Always save in PDF 

No matter what programme you edit your resume in, you should always save or export your resume in PDF. It is the most universally accepted format.

Step 3: Sending out the resume

Even with a stellar resume on hand, it’s probably not going to work if you step on toes when reaching out to hiring managers. Here are some tips:

Cover letter

  • Always include a cover letter as it allows you to tailor your message and showcase your personal tone. Express your reasons for joining the company and how you think you can contribute. Remember, companies hire employees for one reason only: to solve problems.
  • Try to keep it within a few paragraphs as the hiring manager probably has to screen through hundreds of applications.

But where do you place your cover letter?

  • If you are submitting your job application electronically or via email, we recommend putting your cover letter in the PDF with your resume and not written in your email body.
  • This ensures that your cover letter gets passed along with your resume and not dropped when hiring managers or recruiters hand your applications over to the relevant superiors.
  • Do not repeat your cover letter both in the email and the PDF. 

Email etiquette

  • Send out individually. Mass applications are insincere and obvious.
  • Take the time to search for the name of the hiring manager.
  • You really don’t have to suck up.
    • The key is to be professional and polite. Hiring managers receive plenty of pleasantries and niceties everyday. Keep your email short and sweet, your cover letter and resume will do all the talking for you.
    • Something as short and sweet as this will work: “I’d like to apply for the ___ position. Please find my cover letter and resume attached. Thank you and have a nice day.”
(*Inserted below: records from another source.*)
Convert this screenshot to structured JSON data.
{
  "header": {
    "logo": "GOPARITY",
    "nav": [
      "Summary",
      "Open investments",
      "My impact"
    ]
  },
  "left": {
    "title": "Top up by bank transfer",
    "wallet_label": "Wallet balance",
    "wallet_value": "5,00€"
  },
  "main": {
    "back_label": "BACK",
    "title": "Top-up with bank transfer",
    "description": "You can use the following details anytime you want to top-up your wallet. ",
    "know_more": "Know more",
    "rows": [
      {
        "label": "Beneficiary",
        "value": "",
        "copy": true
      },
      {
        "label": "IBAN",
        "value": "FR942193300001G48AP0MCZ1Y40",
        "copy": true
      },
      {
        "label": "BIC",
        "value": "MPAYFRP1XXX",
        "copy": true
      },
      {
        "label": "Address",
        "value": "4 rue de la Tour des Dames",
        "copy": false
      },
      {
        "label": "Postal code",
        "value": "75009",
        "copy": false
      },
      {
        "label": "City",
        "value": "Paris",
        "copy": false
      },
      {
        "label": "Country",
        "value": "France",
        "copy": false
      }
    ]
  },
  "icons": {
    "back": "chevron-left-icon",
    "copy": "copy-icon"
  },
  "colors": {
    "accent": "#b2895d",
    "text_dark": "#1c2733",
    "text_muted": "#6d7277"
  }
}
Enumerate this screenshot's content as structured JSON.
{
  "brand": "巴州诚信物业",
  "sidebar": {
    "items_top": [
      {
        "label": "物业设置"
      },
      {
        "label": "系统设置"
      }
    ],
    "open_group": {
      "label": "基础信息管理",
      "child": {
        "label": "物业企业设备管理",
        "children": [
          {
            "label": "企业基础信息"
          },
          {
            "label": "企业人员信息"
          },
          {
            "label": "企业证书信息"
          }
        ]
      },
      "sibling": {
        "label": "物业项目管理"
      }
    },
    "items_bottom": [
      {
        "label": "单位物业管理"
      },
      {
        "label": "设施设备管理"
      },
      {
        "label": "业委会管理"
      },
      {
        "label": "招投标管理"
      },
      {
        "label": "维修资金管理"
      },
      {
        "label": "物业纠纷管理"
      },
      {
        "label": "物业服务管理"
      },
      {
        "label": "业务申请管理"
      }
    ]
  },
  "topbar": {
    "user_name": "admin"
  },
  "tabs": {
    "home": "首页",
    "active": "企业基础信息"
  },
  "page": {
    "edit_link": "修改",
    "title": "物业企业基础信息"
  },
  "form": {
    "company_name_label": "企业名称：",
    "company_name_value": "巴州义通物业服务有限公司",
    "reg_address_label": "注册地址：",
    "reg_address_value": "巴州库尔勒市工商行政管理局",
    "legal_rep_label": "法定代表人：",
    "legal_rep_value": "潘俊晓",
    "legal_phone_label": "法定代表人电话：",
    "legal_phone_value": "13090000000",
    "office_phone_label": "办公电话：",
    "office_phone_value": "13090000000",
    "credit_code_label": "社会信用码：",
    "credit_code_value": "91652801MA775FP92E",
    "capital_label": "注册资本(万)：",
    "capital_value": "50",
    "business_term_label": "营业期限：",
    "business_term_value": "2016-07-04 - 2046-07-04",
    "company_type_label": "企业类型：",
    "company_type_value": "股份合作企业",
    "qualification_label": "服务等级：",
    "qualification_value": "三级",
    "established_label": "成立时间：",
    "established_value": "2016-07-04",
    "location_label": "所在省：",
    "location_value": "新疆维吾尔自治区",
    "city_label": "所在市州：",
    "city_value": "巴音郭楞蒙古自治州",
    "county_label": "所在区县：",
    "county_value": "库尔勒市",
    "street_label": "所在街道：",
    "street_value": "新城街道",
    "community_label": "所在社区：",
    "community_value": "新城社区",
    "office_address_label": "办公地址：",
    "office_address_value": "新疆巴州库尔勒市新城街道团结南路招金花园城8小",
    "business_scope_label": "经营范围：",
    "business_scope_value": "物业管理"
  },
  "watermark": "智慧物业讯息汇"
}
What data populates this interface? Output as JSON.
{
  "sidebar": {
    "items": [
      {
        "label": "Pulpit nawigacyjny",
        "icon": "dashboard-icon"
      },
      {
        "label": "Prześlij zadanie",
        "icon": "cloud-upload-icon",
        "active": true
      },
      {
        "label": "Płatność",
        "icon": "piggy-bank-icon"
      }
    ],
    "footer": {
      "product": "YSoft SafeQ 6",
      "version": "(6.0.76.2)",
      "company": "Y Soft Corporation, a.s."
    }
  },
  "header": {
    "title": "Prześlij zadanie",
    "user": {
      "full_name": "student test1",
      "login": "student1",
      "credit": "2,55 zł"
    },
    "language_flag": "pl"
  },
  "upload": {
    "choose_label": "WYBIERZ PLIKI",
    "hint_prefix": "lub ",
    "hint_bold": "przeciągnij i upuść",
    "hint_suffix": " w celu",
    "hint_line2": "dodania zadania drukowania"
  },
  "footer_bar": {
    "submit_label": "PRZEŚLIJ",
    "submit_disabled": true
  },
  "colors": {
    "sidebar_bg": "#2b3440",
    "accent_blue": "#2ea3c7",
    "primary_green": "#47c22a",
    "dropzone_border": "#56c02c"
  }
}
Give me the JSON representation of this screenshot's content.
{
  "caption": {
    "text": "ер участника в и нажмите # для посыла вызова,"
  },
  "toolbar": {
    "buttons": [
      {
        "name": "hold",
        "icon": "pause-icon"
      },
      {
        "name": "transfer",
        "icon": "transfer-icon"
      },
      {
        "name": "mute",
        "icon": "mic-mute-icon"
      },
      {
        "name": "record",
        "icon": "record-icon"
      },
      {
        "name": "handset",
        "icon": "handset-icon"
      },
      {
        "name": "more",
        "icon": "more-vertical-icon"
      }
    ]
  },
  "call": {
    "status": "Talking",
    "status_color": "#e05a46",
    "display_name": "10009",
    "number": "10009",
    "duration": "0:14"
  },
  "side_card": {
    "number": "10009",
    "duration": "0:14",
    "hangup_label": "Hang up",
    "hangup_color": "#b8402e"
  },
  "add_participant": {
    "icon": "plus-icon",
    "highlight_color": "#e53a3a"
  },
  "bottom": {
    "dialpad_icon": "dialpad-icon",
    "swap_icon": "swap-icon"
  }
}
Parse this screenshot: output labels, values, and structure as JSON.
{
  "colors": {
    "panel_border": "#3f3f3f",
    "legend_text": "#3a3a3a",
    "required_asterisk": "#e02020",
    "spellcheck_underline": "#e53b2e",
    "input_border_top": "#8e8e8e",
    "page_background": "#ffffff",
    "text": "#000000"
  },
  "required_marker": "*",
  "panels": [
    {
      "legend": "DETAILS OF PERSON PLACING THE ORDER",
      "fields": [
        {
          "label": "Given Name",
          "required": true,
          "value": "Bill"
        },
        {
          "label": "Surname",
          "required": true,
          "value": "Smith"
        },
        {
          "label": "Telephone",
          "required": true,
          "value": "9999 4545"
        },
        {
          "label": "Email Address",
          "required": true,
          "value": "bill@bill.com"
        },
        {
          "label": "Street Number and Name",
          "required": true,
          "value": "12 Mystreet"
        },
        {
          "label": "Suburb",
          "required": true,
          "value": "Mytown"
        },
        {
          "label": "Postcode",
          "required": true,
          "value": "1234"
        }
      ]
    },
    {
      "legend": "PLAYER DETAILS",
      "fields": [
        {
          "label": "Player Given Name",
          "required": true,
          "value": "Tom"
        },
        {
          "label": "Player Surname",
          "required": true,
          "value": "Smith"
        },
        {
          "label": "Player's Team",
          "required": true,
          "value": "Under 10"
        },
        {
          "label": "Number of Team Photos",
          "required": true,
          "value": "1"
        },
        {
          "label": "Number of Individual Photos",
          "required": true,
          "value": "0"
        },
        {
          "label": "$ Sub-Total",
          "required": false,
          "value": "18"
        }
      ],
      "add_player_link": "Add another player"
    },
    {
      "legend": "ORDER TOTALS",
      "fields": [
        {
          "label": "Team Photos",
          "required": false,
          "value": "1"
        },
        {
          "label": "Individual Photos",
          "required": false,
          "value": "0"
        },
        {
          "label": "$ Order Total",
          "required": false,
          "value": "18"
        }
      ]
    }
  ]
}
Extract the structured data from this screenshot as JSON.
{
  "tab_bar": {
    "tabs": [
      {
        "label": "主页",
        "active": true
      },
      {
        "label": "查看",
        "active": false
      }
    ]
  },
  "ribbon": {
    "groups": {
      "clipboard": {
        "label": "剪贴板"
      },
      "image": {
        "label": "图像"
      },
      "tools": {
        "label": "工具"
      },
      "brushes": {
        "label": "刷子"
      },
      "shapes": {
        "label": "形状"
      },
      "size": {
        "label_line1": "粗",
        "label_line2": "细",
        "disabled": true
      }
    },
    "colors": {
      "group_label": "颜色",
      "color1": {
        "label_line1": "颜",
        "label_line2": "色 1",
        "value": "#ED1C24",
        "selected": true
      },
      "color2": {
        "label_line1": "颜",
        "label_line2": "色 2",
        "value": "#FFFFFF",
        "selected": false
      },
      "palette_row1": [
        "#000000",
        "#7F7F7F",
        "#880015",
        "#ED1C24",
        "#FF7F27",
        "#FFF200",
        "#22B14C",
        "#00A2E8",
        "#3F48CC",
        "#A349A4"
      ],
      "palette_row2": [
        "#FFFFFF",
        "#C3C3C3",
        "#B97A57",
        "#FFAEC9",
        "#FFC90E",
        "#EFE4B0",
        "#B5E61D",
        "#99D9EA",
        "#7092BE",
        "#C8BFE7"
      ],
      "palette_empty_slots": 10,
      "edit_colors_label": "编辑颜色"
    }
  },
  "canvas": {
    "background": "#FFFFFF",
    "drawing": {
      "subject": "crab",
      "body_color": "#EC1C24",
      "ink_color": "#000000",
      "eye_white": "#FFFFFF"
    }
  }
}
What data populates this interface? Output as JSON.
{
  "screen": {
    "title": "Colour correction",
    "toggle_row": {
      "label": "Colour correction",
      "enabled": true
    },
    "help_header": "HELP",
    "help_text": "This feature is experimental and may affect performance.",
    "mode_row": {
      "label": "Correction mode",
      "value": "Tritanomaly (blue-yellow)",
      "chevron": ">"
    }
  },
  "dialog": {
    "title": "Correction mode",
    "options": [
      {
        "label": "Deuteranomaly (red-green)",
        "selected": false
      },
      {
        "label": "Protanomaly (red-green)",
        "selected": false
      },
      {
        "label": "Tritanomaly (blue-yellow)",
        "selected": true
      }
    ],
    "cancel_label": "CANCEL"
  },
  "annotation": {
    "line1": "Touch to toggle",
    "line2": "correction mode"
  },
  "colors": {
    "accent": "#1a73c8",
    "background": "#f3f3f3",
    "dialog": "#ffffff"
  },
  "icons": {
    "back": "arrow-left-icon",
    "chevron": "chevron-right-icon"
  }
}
At the end of the day, hiring managers are looking for someone who’s a good culture fit with the right skills to solve specific business problems. As long as you find a way to stand out and demonstrate that you’re a good fit, chances are you’ve already got a foot in the door. So, let’s get that job!